Using these findings, we created our Theory of Change, inviting along a parent from Kent, who was really useful in keeping us on track with our thinking and helped us bounce around ideas. Our Theory of Change is our plan for what we want to change, how we’re going to do it, and how we’ll know we succeeded. You can find out more here.
Our mission will now be to design a programme to help with these issues and to pilot it from November 2020. How will we know it has worked? If our programme sees an increase in applications to research-intensive universities like King’s from students at non-selective state schools in Medway and Swale, we’ll know we’re doing the right thing. There are also other things we can measure to give us indicators that we’re on the right track, like knowledge of the university landscape and reported self-efficacy. We don’t know much more than that yet, but what’s clear is that we know we need to start small and build a long-term programme, working closely with the non-selective school community in Medway and Swale before expanding and adjusting our outcomes measures accordingly.
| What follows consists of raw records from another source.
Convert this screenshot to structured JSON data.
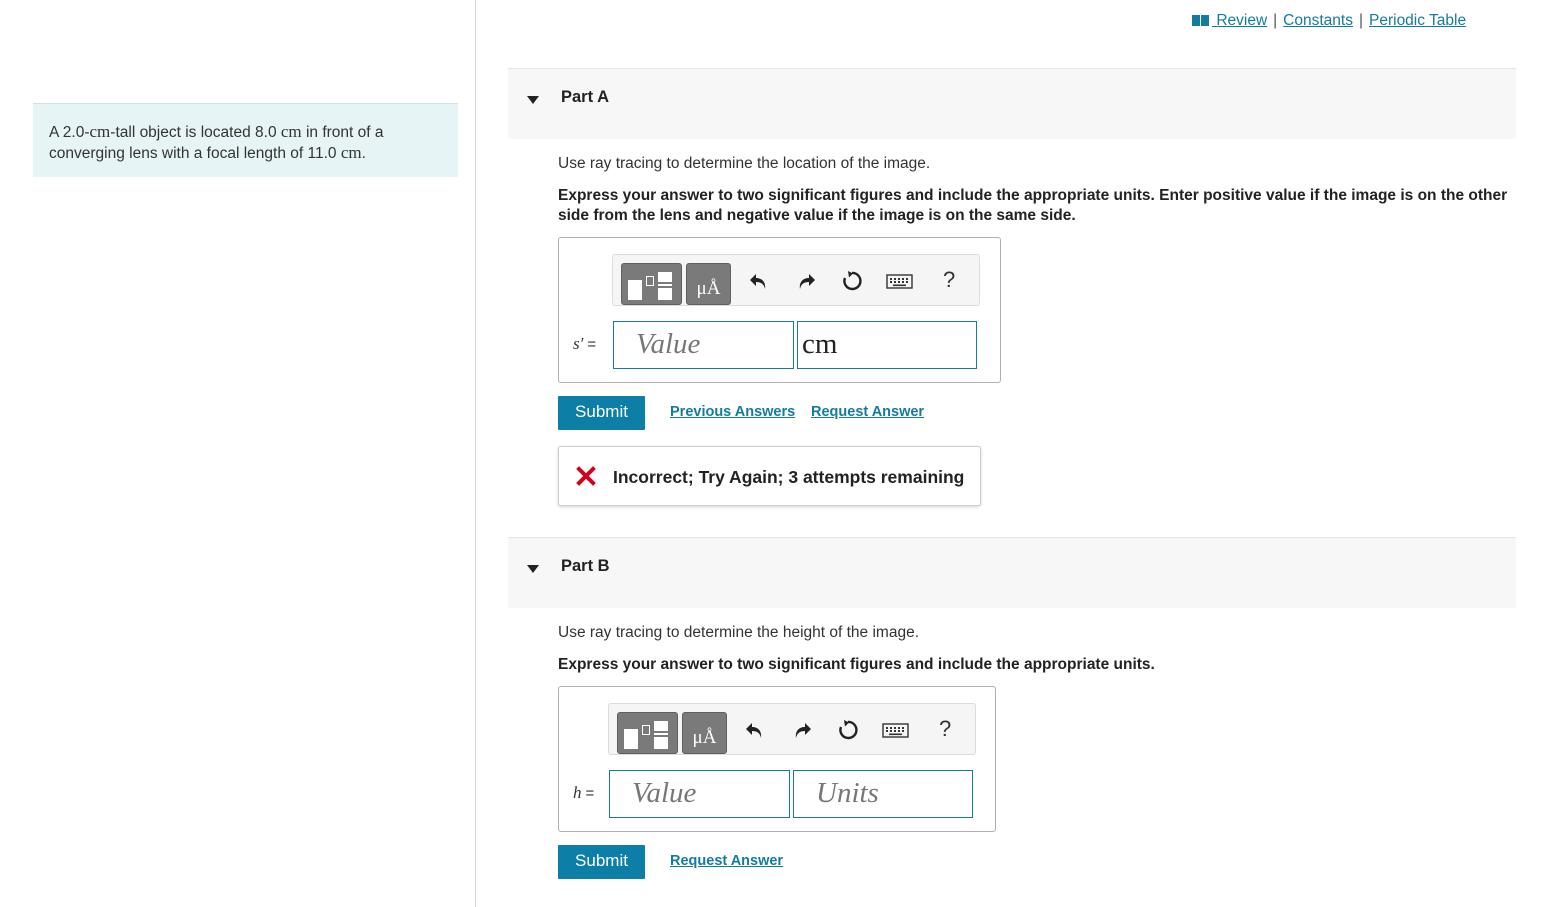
{
  "problem": {
    "p1": "A 2.0-",
    "u1": "cm",
    "p2": "-tall object is located 8.0 ",
    "u2": "cm",
    "p3": " in front of a converging lens with a focal length of 11.0 ",
    "u3": "cm",
    "p4": "."
  },
  "top_links": {
    "review": "Review",
    "constants": "Constants",
    "periodic_table": "Periodic Table",
    "separator": "|"
  },
  "part_a": {
    "title": "Part A",
    "prompt": "Use ray tracing to determine the location of the image.",
    "instruction": "Express your answer to two significant figures and include the appropriate units. Enter positive value if the image is on the other side from the lens and negative value if the image is on the same side.",
    "variable": "s′",
    "equals": "=",
    "value_placeholder": "Value",
    "units_value": "cm",
    "submit_label": "Submit",
    "previous_answers_label": "Previous Answers",
    "request_answer_label": "Request Answer",
    "feedback": "Incorrect; Try Again; 3 attempts remaining"
  },
  "part_b": {
    "title": "Part B",
    "prompt": "Use ray tracing to determine the height of the image.",
    "instruction": "Express your answer to two significant figures and include the appropriate units.",
    "variable": "h",
    "equals": "=",
    "value_placeholder": "Value",
    "units_placeholder": "Units",
    "submit_label": "Submit",
    "request_answer_label": "Request Answer"
  },
  "toolbar": {
    "units_glyph": "μÅ",
    "help": "?",
    "icons": [
      "templates-icon",
      "units-icon",
      "undo-icon",
      "redo-icon",
      "reset-icon",
      "keyboard-icon",
      "help-icon"
    ]
  },
  "colors": {
    "accent": "#137c9c",
    "submit_bg": "#0d7ea6",
    "intro_bg": "#e6f4f5",
    "error": "#d0021b"
  }
}
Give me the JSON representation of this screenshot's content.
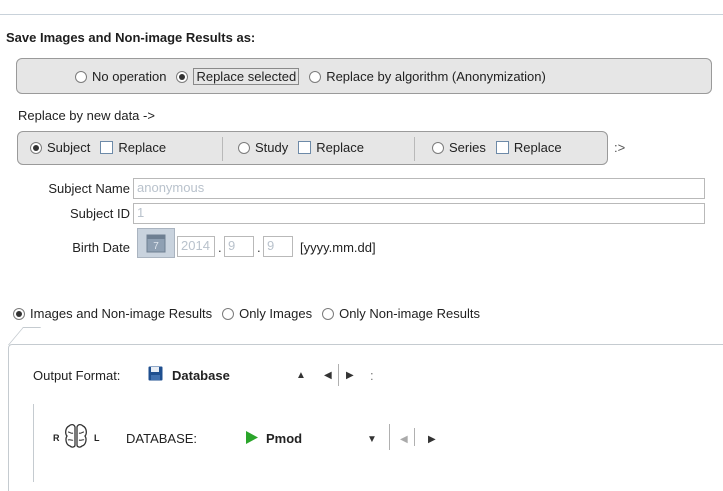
{
  "save_section": {
    "title": "Save Images and Non-image Results  as:",
    "mode_options": [
      {
        "label": "No operation",
        "checked": false
      },
      {
        "label": "Replace selected",
        "checked": true
      },
      {
        "label": "Replace by algorithm (Anonymization)",
        "checked": false
      }
    ]
  },
  "replace_section": {
    "label": "Replace by new data ->",
    "levels": [
      {
        "label": "Subject",
        "checked": true,
        "replace_label": "Replace",
        "replace_checked": false
      },
      {
        "label": "Study",
        "checked": false,
        "replace_label": "Replace",
        "replace_checked": false
      },
      {
        "label": "Series",
        "checked": false,
        "replace_label": "Replace",
        "replace_checked": false
      }
    ],
    "trailing": ":>"
  },
  "subject_fields": {
    "name_label": "Subject Name",
    "name_value": "anonymous",
    "id_label": "Subject ID",
    "id_value": "1",
    "birth_label": "Birth Date",
    "birth_year": "2014",
    "birth_month": "9",
    "birth_day": "9",
    "birth_dot": ".",
    "birth_format": "[yyyy.mm.dd]"
  },
  "scope_options": [
    {
      "label": "Images and Non-image Results",
      "checked": true
    },
    {
      "label": "Only Images",
      "checked": false
    },
    {
      "label": "Only Non-image Results",
      "checked": false
    }
  ],
  "output": {
    "label": "Output Format:",
    "value": "Database",
    "icon": "floppy-disk-icon",
    "nav_up": "▲",
    "nav_left": "◀",
    "nav_right": "▶",
    "nav_more": ":"
  },
  "database": {
    "label": "DATABASE:",
    "value": "Pmod",
    "icon": "brain-rl-icon",
    "r_letter": "R",
    "l_letter": "L",
    "nav_down": "▼",
    "nav_left": "◀",
    "nav_right": "▶"
  },
  "colors": {
    "panel": "#e6e6e6",
    "placeholder_text": "#b9c2cc",
    "floppy_blue": "#1f4f8f",
    "play_green": "#2aa52a"
  }
}
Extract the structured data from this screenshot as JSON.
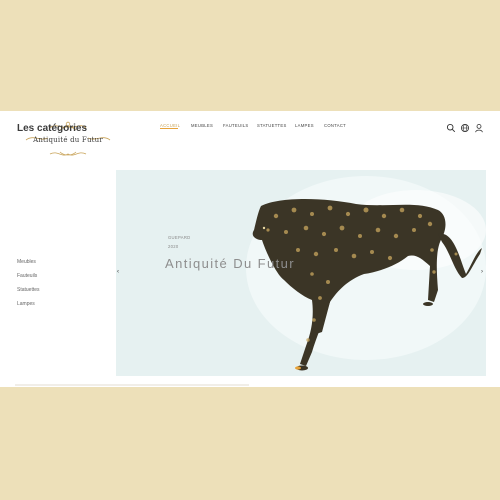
{
  "brand": {
    "logo_text": "Antiquité du Futur"
  },
  "nav": {
    "items": [
      {
        "label": "ACCUEIL",
        "active": true
      },
      {
        "label": "MEUBLES"
      },
      {
        "label": "FAUTEUILS"
      },
      {
        "label": "STATUETTES"
      },
      {
        "label": "LAMPES"
      },
      {
        "label": "CONTACT"
      }
    ]
  },
  "header_icons": [
    "search-icon",
    "globe-icon",
    "user-icon"
  ],
  "sidebar": {
    "title": "Les catégories",
    "categories": [
      "Meubles",
      "Fauteuils",
      "Statuettes",
      "Lampes"
    ]
  },
  "hero": {
    "tag": "GUEPARD",
    "year": "2020",
    "title": "Antiquité Du Futur",
    "prev_arrow": "‹",
    "next_arrow": "›"
  },
  "colors": {
    "background": "#ede0b9",
    "accent": "#e7a33a",
    "hero_bg": "#e6f1f1"
  }
}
We also recognise the importance of continuing to listen and gain insight from the local community, adapting and reiterating the new programme as we go.
It has been a brilliant and rewarding project to work on, learning about Medway and Swale, listening to people there and designing a new pilot programme. I’m really grateful to our interview participants who have given us their time and insights into their personal experiences, as well as universities in Kent and WP organisations and charities that provided us with such useful context. There have been a few challenges along the way – pre-COVID, I imagine I would have taken the train to talk to people and enhance my understanding of the area, but video calls have been a good substitute for that. My six-month On Purpose placement has gone incredibly fast and I can’t wait to see where the programme goes from here, hopefully towards increasing opportunities for young people in Medway and Swale to study at research-intensive universities like King’s!
[i] Home and away. Social, ethnic and spatial inequalities in student mobility. M. Donnelly & S. Gamsu (2018). Sutton Trust.
[ii] State of the Nation 2017: Social Mobility in Great Britain – Social Mobility commission.
[iii] State of the Nation 2017: Social Mobility in Great Britain – Social Mobility commission
[iv] Grammar school statistics: https://commonslibrary.parliament.uk/research-briefings/sn01398/ (2019).